That is where we come in, climbing through mangroves.
At each site we go to, we take along a current satellite image of the area and target plots that represent dominant vegetation types for that site. Once we get to these plots, we record the plants we see and their percent cover – the proportion of the plot that their leaves and stems cover. The amount and type of plant canopy cover affects how the plot looks on the satellite image.
We also take note of other important variables that could affect the look of the satellite image, such as sediment type and whether the plot is in standing water. By understanding exactly what comprises the different spectral patterns of vegetation that can be seen on satellite imagery, we can determine the make-up of plant communities that we have never been to.
Another important piece of this project is determining how plant communities change as mangroves move in. We are tracking the spread of mangrove habitats up the east coast of Florida, as they have begun to appear farther and farther north. This means that the plant communities in the south have had mangroves for many years, but they are newer to the plant communities farther north. This allows us a unique opportunity to collect species composition data from a site where mangroves have been established for a very long time, and comparing it with data from a site where mangroves are relatively new.
Ultimately we’ll be analyzing these data to test hypotheses about how mangrove encroachment will affect community composition, nutrient cycling and other fundamental ecological attributes and processes.
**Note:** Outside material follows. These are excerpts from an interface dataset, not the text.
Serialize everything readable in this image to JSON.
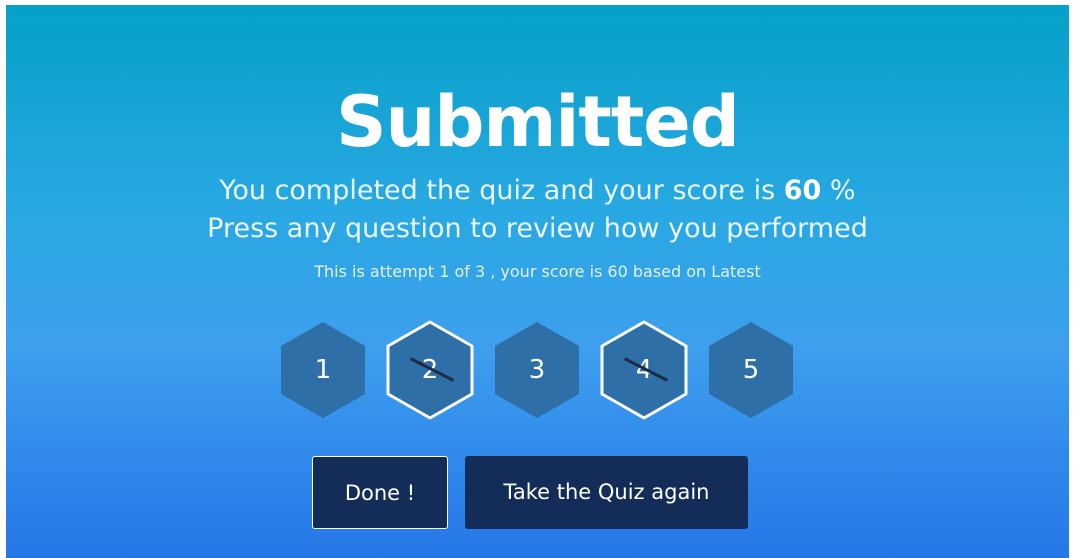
{
  "result": {
    "title": "Submitted",
    "score_prefix": "You completed the quiz and your score is ",
    "score_value": "60",
    "score_suffix": " %",
    "review_hint": "Press any question to review how you performed",
    "attempt_info": "This is attempt 1 of 3 , your score is 60 based on Latest"
  },
  "questions": [
    {
      "label": "1",
      "status": "correct"
    },
    {
      "label": "2",
      "status": "incorrect"
    },
    {
      "label": "3",
      "status": "correct"
    },
    {
      "label": "4",
      "status": "incorrect"
    },
    {
      "label": "5",
      "status": "correct"
    }
  ],
  "buttons": {
    "done_label": "Done !",
    "retake_label": "Take the Quiz again"
  },
  "colors": {
    "hex_fill": "#2d6fa6",
    "hex_incorrect_border": "#ffffff",
    "button_bg": "#132d58"
  }
}
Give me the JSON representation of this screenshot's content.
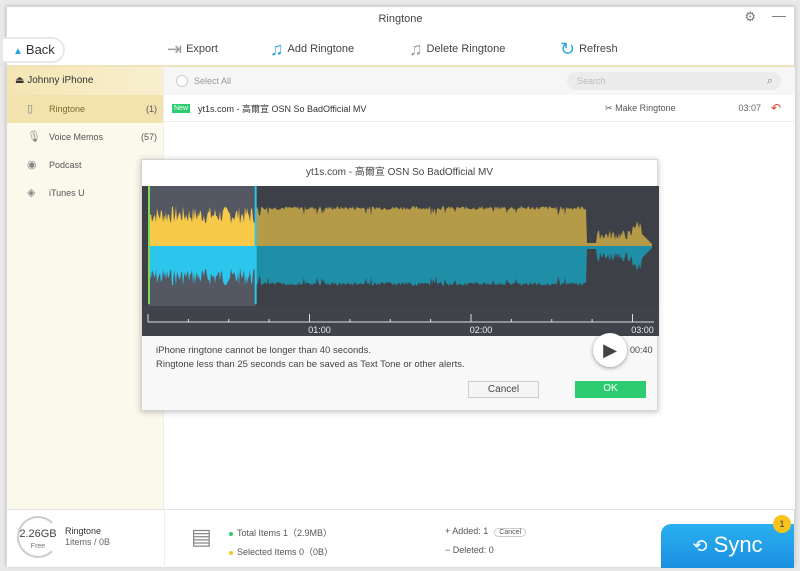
{
  "window": {
    "title": "Ringtone"
  },
  "toolbar": {
    "back": "Back",
    "export": "Export",
    "add": "Add Ringtone",
    "delete": "Delete Ringtone",
    "refresh": "Refresh"
  },
  "sidebar": {
    "device": "Johnny iPhone",
    "items": [
      {
        "label": "Ringtone",
        "count": "(1)",
        "icon": "phone-icon"
      },
      {
        "label": "Voice Memos",
        "count": "(57)",
        "icon": "microphone-icon"
      },
      {
        "label": "Podcast",
        "count": "",
        "icon": "podcast-icon"
      },
      {
        "label": "iTunes U",
        "count": "",
        "icon": "graduation-cap-icon"
      }
    ]
  },
  "list": {
    "select_all": "Select All",
    "search_placeholder": "Search",
    "rows": [
      {
        "badge": "New",
        "title": "yt1s.com - 高爾宣 OSN So BadOfficial MV",
        "action": "Make Ringtone",
        "duration": "03:07"
      }
    ]
  },
  "footer": {
    "free": "2.26GB",
    "free_label": "Free",
    "category": "Ringtone",
    "items": "1items / 0B",
    "total": "Total Items 1（2.9MB）",
    "selected": "Selected Items 0（0B）",
    "added": "+ Added: 1",
    "cancel": "Cancel",
    "deleted": "− Deleted: 0",
    "sync": "Sync",
    "sync_badge": "1"
  },
  "dialog": {
    "title": "yt1s.com - 高爾宣 OSN So BadOfficial MV",
    "ticks": [
      "01:00",
      "02:00",
      "03:00"
    ],
    "selection_length": "00:40",
    "selection_start_sec": 0,
    "selection_end_sec": 40,
    "total_duration": "03:07",
    "msg1": "iPhone ringtone cannot be longer than 40 seconds.",
    "msg2": "Ringtone less than 25 seconds can be saved as Text Tone or other alerts.",
    "cancel": "Cancel",
    "ok": "OK",
    "colors": {
      "selected_top": "#f7c948",
      "unselected_top": "#b59a48",
      "selected_bottom": "#2cc6ec",
      "unselected_bottom": "#1f8fa8",
      "background": "#3d4047",
      "selection_bg": "#545862"
    }
  }
}
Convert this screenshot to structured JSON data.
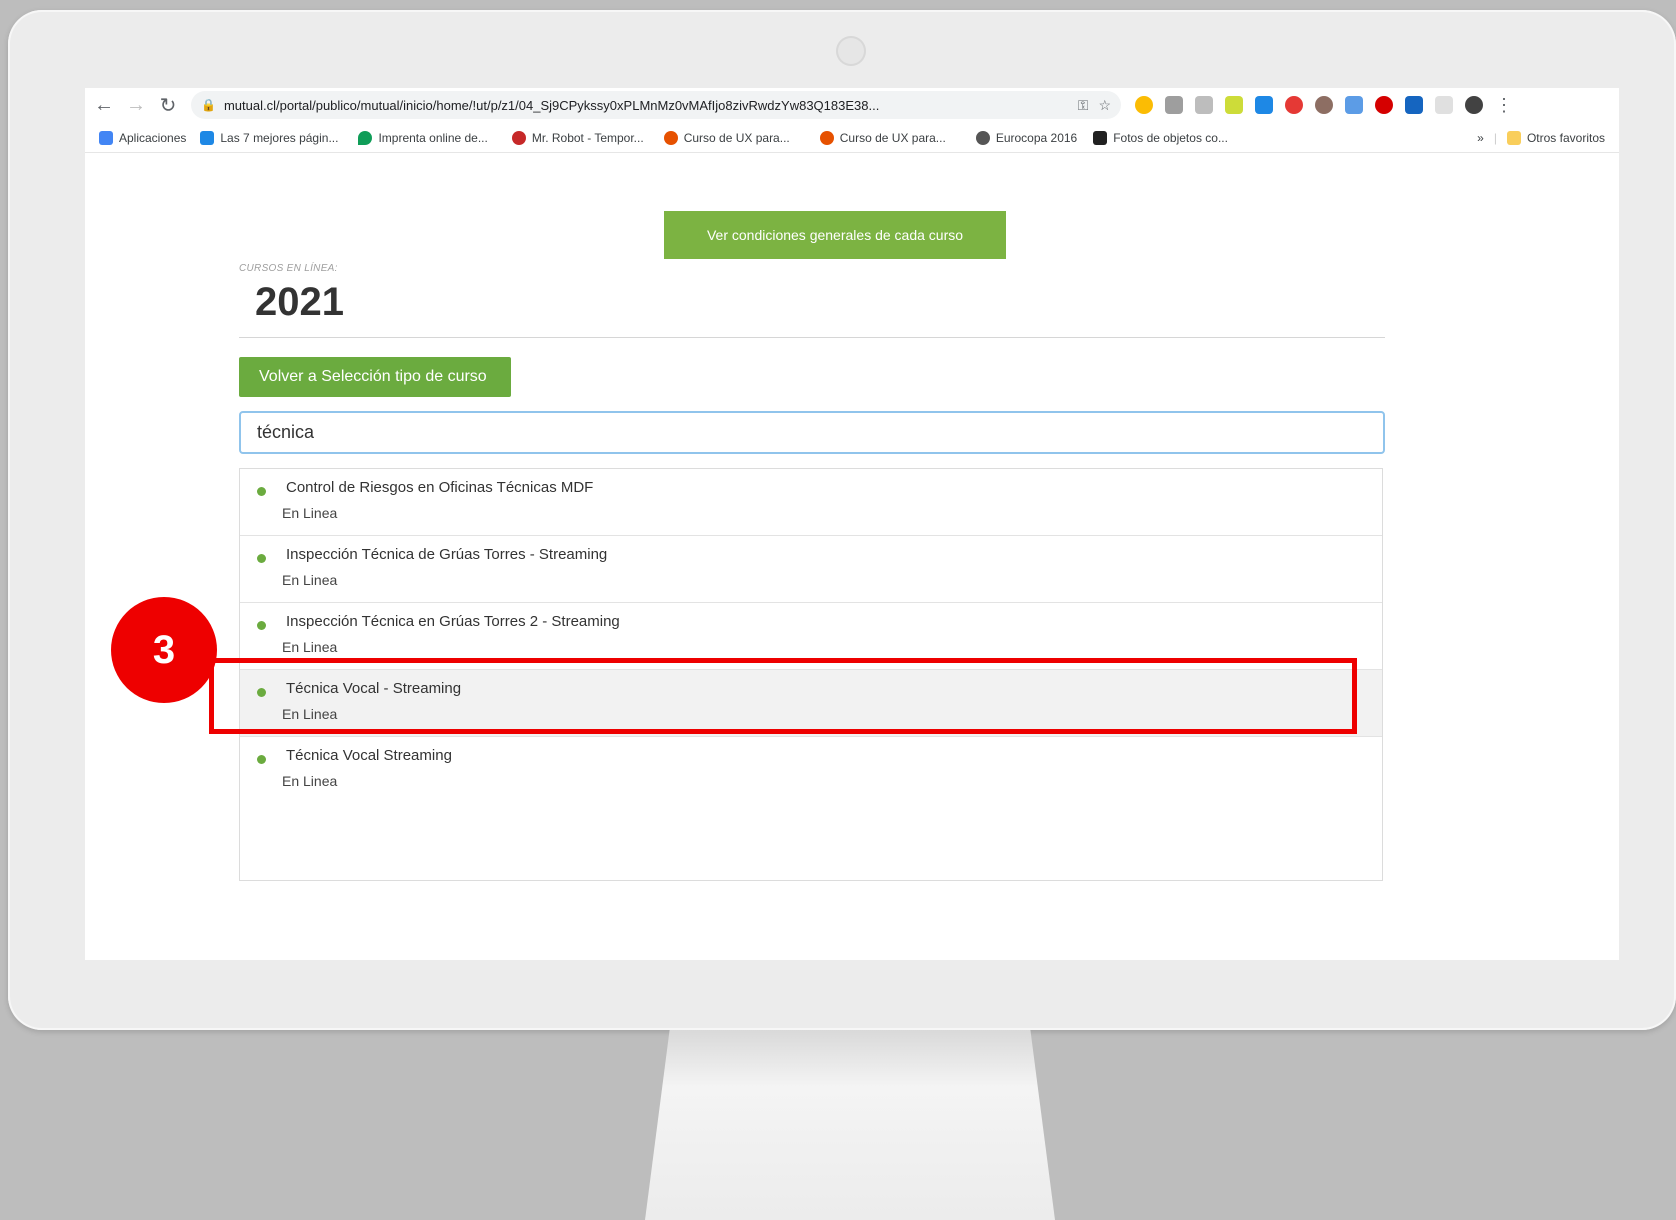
{
  "browser": {
    "url": "mutual.cl/portal/publico/mutual/inicio/home/!ut/p/z1/04_Sj9CPykssy0xPLMnMz0vMAfIjo8zivRwdzYw83Q183E38...",
    "bookmarks": [
      {
        "label": "Aplicaciones",
        "icon": "apps-grid-icon",
        "color": "#4285f4"
      },
      {
        "label": "Las 7 mejores págin...",
        "icon": "bookmark-favicon",
        "color": "#1e88e5"
      },
      {
        "label": "Imprenta online de...",
        "icon": "drop-icon",
        "color": "#0f9d58"
      },
      {
        "label": "Mr. Robot - Tempor...",
        "icon": "bookmark-favicon",
        "color": "#c62828"
      },
      {
        "label": "Curso de UX para...",
        "icon": "flame-icon",
        "color": "#e65100"
      },
      {
        "label": "Curso de UX para...",
        "icon": "flame-icon",
        "color": "#e65100"
      },
      {
        "label": "Eurocopa 2016",
        "icon": "globe-icon",
        "color": "#555555"
      },
      {
        "label": "Fotos de objetos co...",
        "icon": "bookmark-favicon",
        "color": "#212121"
      }
    ],
    "bookmarks_overflow": "»",
    "other_bookmarks": "Otros favoritos"
  },
  "page": {
    "cta_label": "Ver condiciones generales de cada curso",
    "kicker": "CURSOS EN LÍNEA:",
    "year": "2021",
    "back_label": "Volver a Selección tipo de curso",
    "search_value": "técnica",
    "results": [
      {
        "title": "Control de Riesgos en Oficinas Técnicas MDF",
        "sub": "En Linea"
      },
      {
        "title": "Inspección Técnica de Grúas Torres - Streaming",
        "sub": "En Linea"
      },
      {
        "title": "Inspección Técnica en Grúas Torres 2 - Streaming",
        "sub": "En Linea"
      },
      {
        "title": "Técnica Vocal - Streaming",
        "sub": "En Linea"
      },
      {
        "title": "Técnica Vocal Streaming",
        "sub": "En Linea"
      }
    ]
  },
  "annotation": {
    "step": "3",
    "color": "#ee0000"
  },
  "colors": {
    "accent_green": "#6bab3f",
    "focus_blue": "#90c4ec"
  }
}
What happens to the rest of the ecosystem when the dominant primary producers – the plants – make the dramatic switch from grasses to woody shrubs and trees? If the expansion of mangroves really is driven by a warming climate, what can we expect our southeastern coastlines to look like in the future? Will they continue to provide the same ecosystem services to coastal communities, even though marshes are replaced by mangroves?
Although wading through deep mud ponds and getting spider-web facials in the trees may not seem like an ideal work environment, to our team it means a successful day of learning more about mangrove ecosystems and how they are responding to global climate change.
Nancy Shipley is an intern with the Smithsonian Environmental Research Center and undergraduate student at New College of Florida.This material is based upon work supported by the National Science Foundation under Grant Number 1065098. Any opinions, findings, and conclusions or recommendations expressed in this material are those of the author(s) and do not necessarily reflect the views of the National Science Foundation.